We all know that those of us who have diabetes, particularly when we are also overweight, have serious health problems to manage. And almost all people with diabetes are overweight.
But we often overlook the social problems that accompany these issues. They can be as serious and can make our physical problems even worse, according to provocative new research.
Discrimination is the root cause of these social problems. Although during the past century our country has made -- and continues to make -- enormous strides to end overt discrimination, covert discrimination still festers in the hearts of many Americans. We are cleaning up our act, but not our hearts.
Almost all of us are simultaneously perps and victims. Who doesn't believe that “the other,” whoever this may be, is inferior? Who doesn't suffer the sting of the other's beliefs that their type of person is better than another type of person?
We face discrimination for having diabetes. This is diabetesism.
A good friend of mine who has type 1 diabetes felt he had to close down his outstanding diabetes blog this month because he is looking for a job. Some employers won't hire people who have diabetes, although they would tell you otherwise.

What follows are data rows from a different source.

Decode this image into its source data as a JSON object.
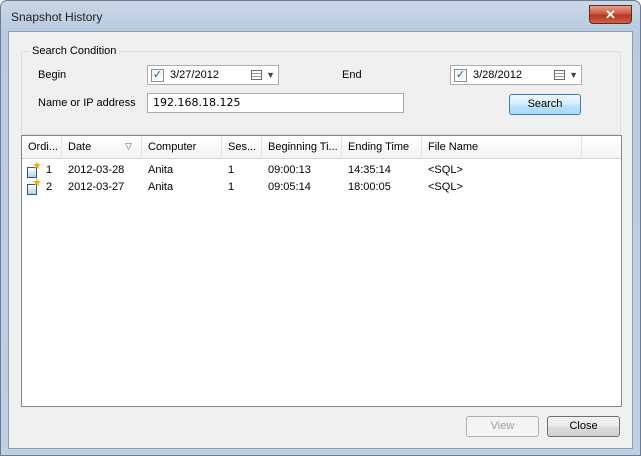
{
  "window": {
    "title": "Snapshot History",
    "close_glyph": "✕"
  },
  "search": {
    "group_label": "Search Condition",
    "begin_label": "Begin",
    "begin_checked": true,
    "begin_date": "3/27/2012",
    "end_label": "End",
    "end_checked": true,
    "end_date": "3/28/2012",
    "address_label": "Name or IP address",
    "address_value": "192.168.18.125",
    "search_button": "Search",
    "check_glyph": "✓",
    "dropdown_glyph": "▼"
  },
  "table": {
    "columns": [
      "Ordi...",
      "Date",
      "Computer",
      "Ses...",
      "Beginning Ti...",
      "Ending Time",
      "File Name"
    ],
    "sort_glyph": "▽",
    "rows": [
      {
        "ordinal": "1",
        "date": "2012-03-28",
        "computer": "Anita",
        "session": "1",
        "begin": "09:00:13",
        "end": "14:35:14",
        "file": "<SQL>"
      },
      {
        "ordinal": "2",
        "date": "2012-03-27",
        "computer": "Anita",
        "session": "1",
        "begin": "09:05:14",
        "end": "18:00:05",
        "file": "<SQL>"
      }
    ]
  },
  "footer": {
    "view_button": "View",
    "close_button": "Close"
  },
  "colors": {
    "title_bar": "#c9d7e6",
    "close_button": "#c85a43",
    "default_button": "#bee6fd"
  },
  "icons": [
    "close-icon",
    "checkbox-check-icon",
    "calendar-icon",
    "dropdown-arrow-icon",
    "sort-indicator-icon",
    "snapshot-star-icon"
  ]
}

If you are overweight, it’s even worse. In fact, perceived discrimination for being overweight often leads to a vicious cycle of even more weight. That’s the surprising and sad conclusion of this new research.
Weightism is discrimination against people who are overweight or obese. The study found a surprising and strong feedback loop that increases our risk for becoming and staying obese.
Today two researchers from Florida State University College of Medicine published their study, “Perceived Weight Discrimination and Obesity” in PLOS ONE. A few days ago I obtained an embargoed copy of the study from a representative of this professional journal.
A total of 6,157 people formed the basis of the study. They were those who answered the questions about discrimination and provided weight and height information in the Health and Retirement Study, which is representative of people who live at home in the United States. The study is longitudinal, which means that it involves repeated observations of the same variables over a long period of time. In this case it compared them in 2006 and 2010.
For me the shocking finding is that people in the study who experienced weight discrimination were about 2.5 times more likely to become obese by the end of the study. Those who were already obese at the start of the study were three times more likely to remain obese at the end of it than those who hadn’t experienced discrimination.
The new study puts it bluntly. “Like other forms of discrimination, body weight is a highly visible, personal characteristic that can evoke strong stereotypes and strong reactions from others,” the authors write.
American society has a pervasive stereotype about obesity: People are obese because they are lazy, unsuccessful, and weak-willed. Typical responses to such discrimination included coping behaviors like problematic eating and avoiding physical activity. This is a vicious cycle.